How To Take A Screenshot On Windows

To take a screenshot on Windows, simply press the PrtScn (Print Screen) key on your keyboard or use the Snipping Tool.

How To Take A Screenshot On Windows

Computers have come a long way since they first appeared on the market, changing the way we work, entertain ourselves, and communicate with others. One of the most useful features of modern computers is the ability to take screenshots or captures of what is displayed on the screen. On Windows, taking a screenshot is relatively easy and does not require any special software or technical knowledge. In this article, we will explain how to take a screenshot on Window computers.

Before we delve into the specifics of taking a screenshot on Windows, it is worth noting that there are several types of screenshots you can take. The most common ones are the full-screen capture, which captures the entire contents of the screen, and the partial screen capture, which captures a specific part of the screen, such as a window or a selection of text.

Full-screen capture

To take a full-screen capture on Windows, simply press the PrtScn (Print Screen) key on your keyboard. This key is usually located on the top right-hand side of the keyboard and may have different labeling, such as PrtSc, PrntScrn, PrtScr, or a similar combination. When you press the PrtScn key, the computer takes a screenshot of the entire screen and stores it in the clipboard. This means that the captured image is not immediately saved as a file on your computer, but rather copied to a temporary storage area.

To retrieve the captured image, you need to paste it into a program that can handle images, such as Paint or Microsoft Word. To do this, open the program and press Ctrl + V or right-click and select Paste from the context menu. If you want to save the captured image as a file, you can use the Save As command in the program's File menu or press Ctrl + S.

Partial screen capture

If you only want to capture a specific part of the screen, such as a window or a selection of text, you can use the Snipping Tool, a built-in program that comes with Windows operating systems since Windows Vista. The Snipping Tool lets you capture a rectangular, free-form, or full-screen snip, which you can save as an image file or copy to the clipboard.

To use the Snipping Tool, follow these steps:

1. Open the Snipping Tool by typing snipping tool in the Windows search box or selecting it from the Start menu or taskbar.

2. Click on New to start a new capture.

3. Click and drag the cursor over the area you want to capture. You can choose to capture a rectangular snip, a free-form snip, a window snip, or a full-screen snip. To capture a window, simply click on the window you want to capture.

4. Once you have captured the desired area, release the mouse button. The captured image will appear in the Snipping Tool window, where you can annotate it, save it, or copy it to the clipboard.

Other methods

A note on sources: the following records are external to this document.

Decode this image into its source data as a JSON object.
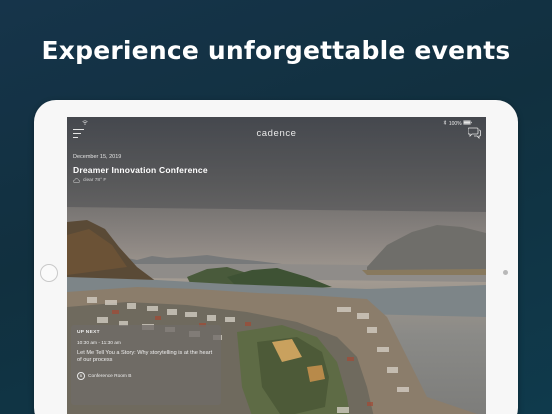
{
  "headline": "Experience unforgettable events",
  "status_bar": {
    "wifi_icon": "wifi-icon",
    "battery": "100%"
  },
  "app": {
    "brand": "cadence"
  },
  "event": {
    "date": "December 15, 2019",
    "title": "Dreamer Innovation Conference",
    "weather": "clear 78° F"
  },
  "up_next": {
    "label": "UP NEXT",
    "time": "10:30 am - 11:30 am",
    "title": "Let Me Tell You a Story: Why storytelling is at the heart of our process",
    "room": "Conference Room B",
    "room_badge": "B"
  },
  "icons": {
    "menu": "hamburger-menu-icon",
    "chat": "chat-bubbles-icon",
    "weather": "cloud-icon",
    "room": "location-badge-icon"
  }
}
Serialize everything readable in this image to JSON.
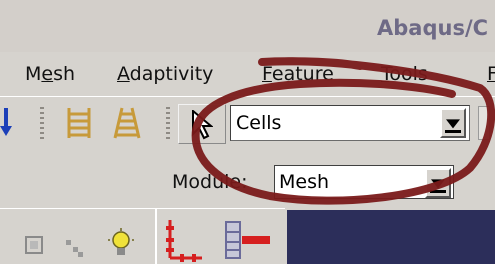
{
  "window": {
    "title": "Abaqus/C"
  },
  "menu": {
    "items": [
      {
        "pre": "M",
        "ul": "e",
        "post": "sh"
      },
      {
        "pre": "",
        "ul": "A",
        "post": "daptivity"
      },
      {
        "pre": "",
        "ul": "F",
        "post": "eature"
      },
      {
        "pre": "",
        "ul": "T",
        "post": "ools"
      },
      {
        "pre": "",
        "ul": "F",
        "post": ""
      }
    ]
  },
  "toolbar": {
    "selection_combo": {
      "value": "Cells"
    }
  },
  "module": {
    "label": "Module:",
    "value": "Mesh"
  },
  "annotation": {
    "color": "#7a1a1a"
  },
  "colors": {
    "viewport": "#2c2e5a",
    "accent_red": "#d61f1f",
    "icon_gold": "#c79a3a"
  }
}
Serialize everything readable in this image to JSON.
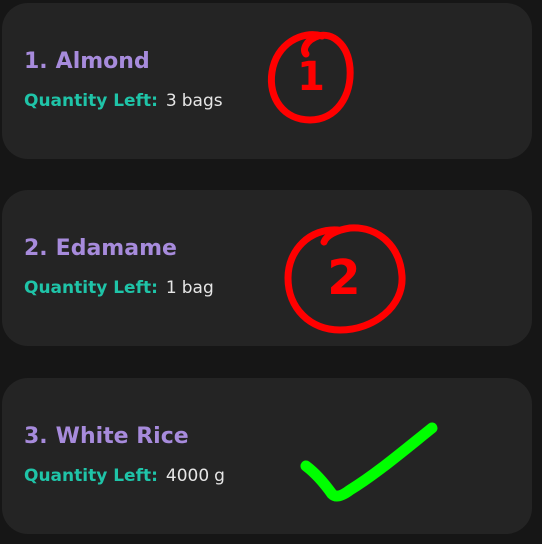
{
  "items": [
    {
      "number": "1.",
      "name": "Almond",
      "quantity_label": "Quantity Left:",
      "quantity": "3",
      "unit": "bags"
    },
    {
      "number": "2.",
      "name": "Edamame",
      "quantity_label": "Quantity Left:",
      "quantity": "1",
      "unit": "bag"
    },
    {
      "number": "3.",
      "name": "White Rice",
      "quantity_label": "Quantity Left:",
      "quantity": "4000",
      "unit": "g"
    }
  ],
  "annotations": [
    {
      "text": "1",
      "color": "#ff0000",
      "icon": "circled-number"
    },
    {
      "text": "2",
      "color": "#ff0000",
      "icon": "circled-number"
    },
    {
      "icon": "checkmark-icon",
      "color": "#00ff00"
    }
  ]
}
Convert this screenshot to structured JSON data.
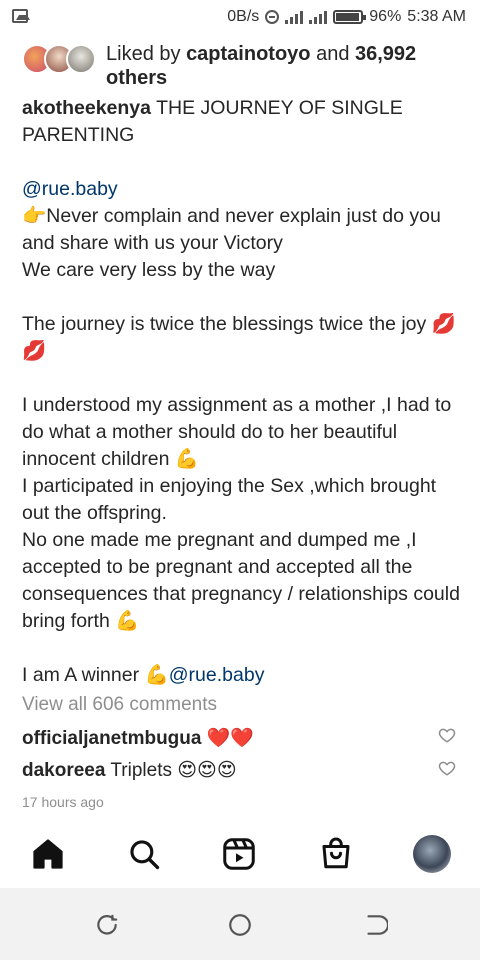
{
  "status_bar": {
    "net_speed": "0B/s",
    "battery": "96%",
    "time": "5:38 AM"
  },
  "likes": {
    "prefix": "Liked by ",
    "user": "captainotoyo",
    "middle": " and ",
    "count": "36,992",
    "suffix": "others"
  },
  "caption": {
    "username": "akotheekenya",
    "title": "THE JOURNEY OF SINGLE PARENTING",
    "mention": "@rue.baby",
    "line1_emoji": "👉",
    "line1": "Never complain  and never explain just do you and share with us your Victory",
    "line2": "We care very less by the way",
    "line3": "The journey is twice the blessings twice the joy",
    "line3_emoji": "💋💋",
    "line4": "I understood my assignment as a mother ,I had to do what a mother should do to her beautiful innocent children",
    "line4_emoji": "💪",
    "line5": "I participated in enjoying the Sex ,which brought out the offspring.",
    "line6": "No one made me pregnant and dumped me ,I accepted to be pregnant and accepted all the consequences that pregnancy / relationships could bring forth",
    "line6_emoji": "💪",
    "line7": "I am A winner",
    "line7_emoji": "💪",
    "line7_mention": "@rue.baby"
  },
  "view_comments": "View all 606 comments",
  "comments": [
    {
      "user": "officialjanetmbugua",
      "text": "❤️❤️"
    },
    {
      "user": "dakoreea",
      "text": "Triplets 😍😍😍"
    }
  ],
  "timestamp": "17 hours ago",
  "icons": {
    "gallery": "image-icon",
    "home": "home-icon",
    "search": "search-icon",
    "reels": "reels-icon",
    "shop": "shop-icon",
    "heart": "heart-outline-icon"
  }
}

In addition to the PrtScn key and the Snipping Tool, there are other methods you can use to take a screenshot on Windows computers, depending on which version of Windows you are using. Here are some of the most common ones:

1. Windows + PrtScn: This key combination captures a full-screen screenshot and saves it to the Pictures/Screenshots folder in the user's home directory. This method is only available on Windows 8 and later.

2. Alt + PrtScn: This key combination captures the active window and saves it to the clipboard. You can then paste it into an image editor or document.

3. Windows + Shift + S: This key combination opens the Snipping Tool in rectangular snip mode. You can then draw a rectangle around the area you want to capture, which is saved to the clipboard.

Tips and tricks

Taking a screenshot on Windows is a straightforward process, but there are some tips and tricks you can use to make it even more effective and efficient. Here are some of them:

1. Use the Snipping Tool's delay feature to capture menus and tooltips: In the Snipping Tool, you can set a delay of up to five seconds before the screenshot is captured. This allows you to open menus or tooltips before the capture takes place, making it easier to capture them.

2. Use third-party screenshot tools for advanced features: While Windows' built-in screenshot tools are sufficient for most users, there are some third-party tools that offer more advanced features, such as automatic uploading to cloud storage, video recording, and editing tools.

3. Use keyboard shortcuts for faster captures: If you take screenshots frequently, consider memorizing the keyboard shortcuts for the tools you use most often. This can save you time and make it easier to capture the exact image you want.


Taking a screenshot on Windows is a useful and often necessary skill, whether you need to capture an error message, a funny meme, or a design inspiration. With the PrtScn key, the Snipping Tool, and other built-in methods, you can capture any part of your screen with ease. By following the tips and tricks outlined in this article, you can become a master of taking screenshots on Windows and enhance your productivity and creativity.